China is second-largest investor in Mozambique

25 January 2010

Maputo, Mozambique, 25 Jan – China, which has benefitted from an “enthusiastic” reception, is now the second-largest investor in Mozambique and its businesspeople can benefit from a greater dynamism in the foreign investment sector, said the Centre for Chinese Studies of Stellenbosch University.

“The construction of prestigious government buildings (such as the Foreign Ministry) and other public facilities give the population pride, as well as respect from the staff of the State department and government,” said researchers Johanna Jansson and Carine Kiala in the study entitled, “Patterns of Chinese Investment, Aid and Trade in Mozambique,” published at the end of 2009.

The construction of infrastructures and foreign aid, despite some litigation involving Chinese businesspeople on a labour level and the extraction of mineral resources, are reasons given by the South African university team for civil society “being generally enthusiastic” about bilateral relations.

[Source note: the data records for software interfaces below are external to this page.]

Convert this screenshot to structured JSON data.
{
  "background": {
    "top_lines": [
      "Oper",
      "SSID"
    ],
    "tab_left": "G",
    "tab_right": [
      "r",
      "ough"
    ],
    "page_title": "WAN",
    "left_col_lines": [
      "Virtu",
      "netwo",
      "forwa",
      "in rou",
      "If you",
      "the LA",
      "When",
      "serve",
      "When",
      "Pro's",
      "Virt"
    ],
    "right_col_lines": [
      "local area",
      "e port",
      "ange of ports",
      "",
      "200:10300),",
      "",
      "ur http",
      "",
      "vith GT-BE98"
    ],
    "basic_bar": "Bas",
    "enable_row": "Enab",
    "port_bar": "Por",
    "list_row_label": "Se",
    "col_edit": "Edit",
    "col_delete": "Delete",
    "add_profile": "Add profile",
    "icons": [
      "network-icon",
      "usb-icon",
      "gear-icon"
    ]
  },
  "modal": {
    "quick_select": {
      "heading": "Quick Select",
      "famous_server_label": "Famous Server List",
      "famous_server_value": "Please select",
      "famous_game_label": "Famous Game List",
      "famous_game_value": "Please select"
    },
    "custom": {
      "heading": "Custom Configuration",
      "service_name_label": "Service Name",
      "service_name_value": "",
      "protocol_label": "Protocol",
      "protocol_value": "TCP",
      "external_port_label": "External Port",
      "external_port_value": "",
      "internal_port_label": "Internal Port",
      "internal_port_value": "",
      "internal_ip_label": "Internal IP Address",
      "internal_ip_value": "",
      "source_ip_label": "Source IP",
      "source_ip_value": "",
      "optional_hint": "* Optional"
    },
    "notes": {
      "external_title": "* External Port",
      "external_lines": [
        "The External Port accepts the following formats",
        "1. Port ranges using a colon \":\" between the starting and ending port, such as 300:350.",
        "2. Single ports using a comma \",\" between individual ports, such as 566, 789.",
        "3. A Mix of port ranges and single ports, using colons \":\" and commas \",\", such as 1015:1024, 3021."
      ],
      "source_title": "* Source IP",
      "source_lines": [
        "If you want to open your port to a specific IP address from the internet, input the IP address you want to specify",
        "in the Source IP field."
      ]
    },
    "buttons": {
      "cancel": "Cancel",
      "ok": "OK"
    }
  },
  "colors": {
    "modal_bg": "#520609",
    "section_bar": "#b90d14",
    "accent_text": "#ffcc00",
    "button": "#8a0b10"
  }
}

Although the project for construction of the new National Stadium has been criticised for allegedly not helping the country’s development, the Mozambicans themselves consider it to be a necessary facility to consolidate the country’s image as an international tourist destination, at a time when neighbouring South Africa is preparing to host the first soccer World Cup on the African continent.

A sign of improved relations is the growing interest in learning Mandarin, which may “establish a basis to reduce cultural differences,” according to the study cited by the Macauhub news agency.

Some difficulties and misunderstandings were felt in the first approaches, but the Chinese companies showed they were “quick to learn,” which was clear from work relations, particularly after in 2007 Mozambique published a Mandarin version of the Labour Code.

However there are still challenges for bilateral relations in fishing and, particularly, in the forestry sector, which had suffered from illegal practices by loggers in the provinces of Zambézia, Cabo Delgado, Nampula and Niassa, the researchers noted.

Trade between China and Mozambique has been increasing over the last decade, totalling US$442.7 million in 2008, or 48 percent more than the previous year.

The rise is attributed to the rise in Chinese imports of oil-producing seeds, wood and chromium ore.

Mozambican imports are made up essentially of manufactured products, vehicles and parts, electrical equipment and items made from iron and steel.

In terms of investment, the rise has been continuous, making China in 2009 the second-biggest investor in the country (US$76.8 million), behind South Africa (US$136 million).

The Mozambican Centre for Investment Promotion (CPI) at the end of 2009 had around 20 nMaputo, Mozambique, 2009 Aug – In the first half of this year Macau invested US$5.1 million in Mozambican according to information from the Centre for Investment Promotion (CPI), the government institution that analyses and approves investments in Mozambique.

“The efforts of the Joint Commission for Technical, Economic and Investment Activities and the work of the CPI with the Centre for Promotion of China Investment Development and Trade (CPIDCC) make trade easier and encourage investment between the two countries,” said the report.

Alongside this Mozambique is also creating an institute for Small and Medium-sized companies and setting up industrial parks (Dondo and Nacala) that will “create an incubator environment for investors, particularly in the textile and clothing sectors,” but also in the printing, metals and agri-industrial industries.

The researchers also noted that Mozambique had put itself up for establishing one of the areas of economic and technical cooperation with China, with a view to “driving Chinese investment to SMEs.”

“With a new focus on the promotion of partnerships, Mozambique hopes to attract Chinese human resources and capital to develop new areas of industrial development,” the report noted. (macauhub)